Mancini’s ‘De occupatione regni Anglie per Riccardum Tercium’

Livia Visser-Fuchs

Lille, Bibliothèque municipale manuscrit
Godefroy 022, p. 1.

Dominic or Domenico Mancini, the author of the text that is now called De occupatione regni Anglie per Riccardum Tercium, ‘How Richard III took the kingdom of England’, was an Italian cleric living in France in the late fifteenth century.

Mancini was a man of considerable learning with several religious and moral treatises in Latin verse to his name. Throughout his life he mingled and corresponded with the leading intellectuals and statesmen of his day, such as the historian Robert Gaguin, who was his neighbour in Paris; Angelo Cato or Catho, archbishop of Vienne, astrologer and patron of the historian Philippe de Comines; Guillaume de Rochefort, lawyer and chancellor of France; Erasmus of Rotterdam, the famous humanist; and Johann of Trittenheim, a polymath in the service of the German emperor.

            Mancini was about fifty years old when he visited England and became an accidental eyewitness to the dramatic events following the death of Edward IV on 9 April 1483. What he remembered of his weeks in London he later wrote down with the heading Dominici Mancini de occupatione regni Anglie per Riccardum Tercium ad Angelum Catonem presulem Viennensium Libellus incipit, ‘Here begins the little book by Dominic Mancini about the taking of the kingdom of England by Richard III, dedicated to Angelo Cato, Bishop of Vienne’. The text survives in a unique, sixteenth-century copy in the Bibliothèque municipale at Lille; its contents remained unknown to modern scholars until it was discovered by C.A.J. Armstrong in the 1950s; he edited the text with an introduction and an English translation.

It is not known why or for how long Mancini was in England, only that he left it shortly before Richard’s coronation on 6 July 1483. He finished writing his account on 1 December 1483, claiming it was put on paper at the request of Angelo Cato, who had heard the story several times, found it interesting, and wished to present it to his patron, Federico, Duke of Otranto. The book is carefully laid out, starting with a discussion of the situation at the time of Edward IV’s death and the reasons why Richard of Gloucester decided to take the throne. The characters of some of the protagonists are discussed to explain their personal motives, but relatively little is said about Richard himself. In the description of the main events Mancini’s account agrees with other sources, showing for example that rumours of the death of the ‘Princes in the Tower’ started very early. The author appears to be free of personal prejudice, setting out to report the truth as he saw it; he wrote in the knowledge that Richard’s coup had been successful, but without the animus of later commentators writing after Richard’s downfall. Mancini probably knew no English, but there must have been many willing informants among the clergy and merchants of London, fluent in French, Italian, or Latin; the only one mentioned is John Argentine (d. 1508), physician to the young Edward V.

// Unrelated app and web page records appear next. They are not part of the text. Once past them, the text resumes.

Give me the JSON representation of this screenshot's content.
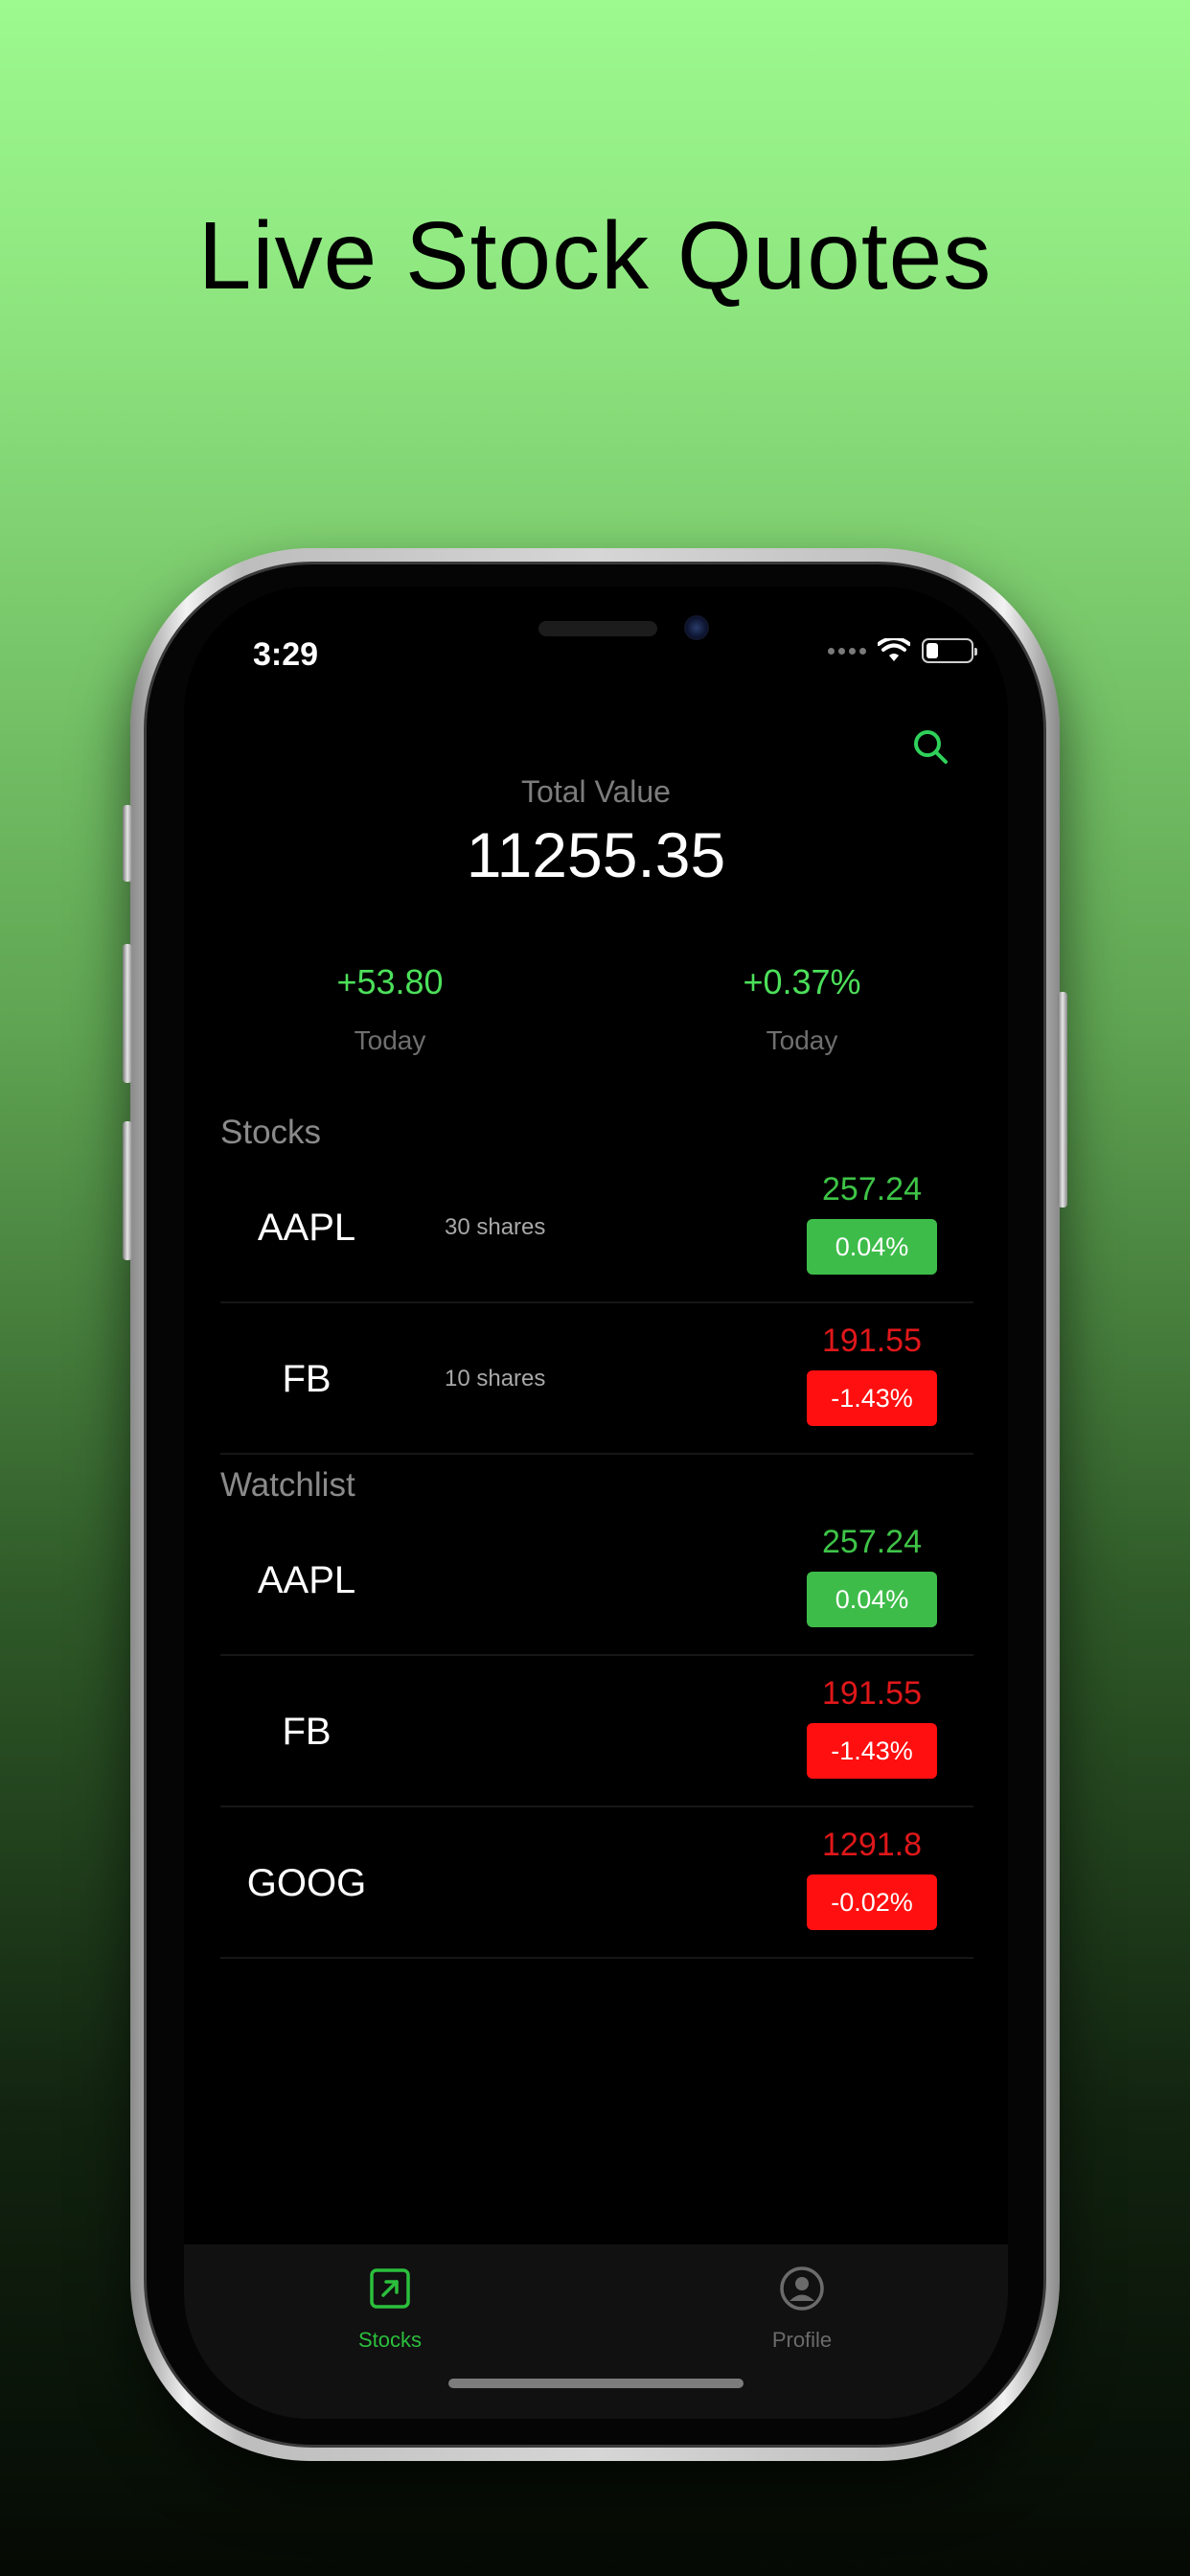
{
  "headline": "Live Stock Quotes",
  "status_bar": {
    "time": "3:29"
  },
  "summary": {
    "total_label": "Total Value",
    "total_value": "11255.35",
    "today_change": "+53.80",
    "today_change_label": "Today",
    "today_percent": "+0.37%",
    "today_percent_label": "Today"
  },
  "stocks": {
    "title": "Stocks",
    "items": [
      {
        "symbol": "AAPL",
        "shares": "30 shares",
        "price": "257.24",
        "change": "0.04%",
        "direction": "up"
      },
      {
        "symbol": "FB",
        "shares": "10 shares",
        "price": "191.55",
        "change": "-1.43%",
        "direction": "down"
      }
    ]
  },
  "watchlist": {
    "title": "Watchlist",
    "items": [
      {
        "symbol": "AAPL",
        "price": "257.24",
        "change": "0.04%",
        "direction": "up"
      },
      {
        "symbol": "FB",
        "price": "191.55",
        "change": "-1.43%",
        "direction": "down"
      },
      {
        "symbol": "GOOG",
        "price": "1291.8",
        "change": "-0.02%",
        "direction": "down"
      }
    ]
  },
  "tabbar": {
    "items": [
      {
        "label": "Stocks",
        "icon": "arrow-up-right-square-icon",
        "active": true
      },
      {
        "label": "Profile",
        "icon": "person-circle-icon",
        "active": false
      }
    ]
  },
  "colors": {
    "accent_green": "#3ec447",
    "negative_red": "#ff0f0f",
    "background": "#000000"
  }
}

The value of Mancini’s factual information is marred by ignorance of English customs and institutions, and a strong tendency to imitate classical authors both in images and language. For example, his excessive praise of the cleverness and learning of Edward IV’s natural successor, thirteen-year-old Edward V, is very much standard fare in classical and medieval princely biographies. His report must have been of interest to French readers like Cato and Gaguin, who were concerned about the minority of their own king, Charles VIII of France, also just thirteen years old, and to men eager to discuss the proper education of princes generally, such as Erasmus and Thomas More, and perhaps the text was adapted to find favour with such readers; there is no evidence that De occupatione became widely known. Mancini’s own lack of prejudice left his story open to very different interpretations by modern commentators and even the English translation by Armstrong – which does indeed seem to be slightly slanted against Richard III at times – has given rise to controversy. Armstrong’s introduction and his transcription and edition of the text are, however, beyond reproach and serious commentators merely have to turn to the original Latin – and if necessary to the actual manuscript.

Images of all folios of the manuscript, Lille, Bibliothèque municipale, manuscrit Godefroy 129 (God. 022) can be found here.

See also Dominic Mancini, The Usurpation of Richard III, edited, translated and with an introduction by C.A.J. Armstrong, Oxford 1969, reprinted Gloucester 1984.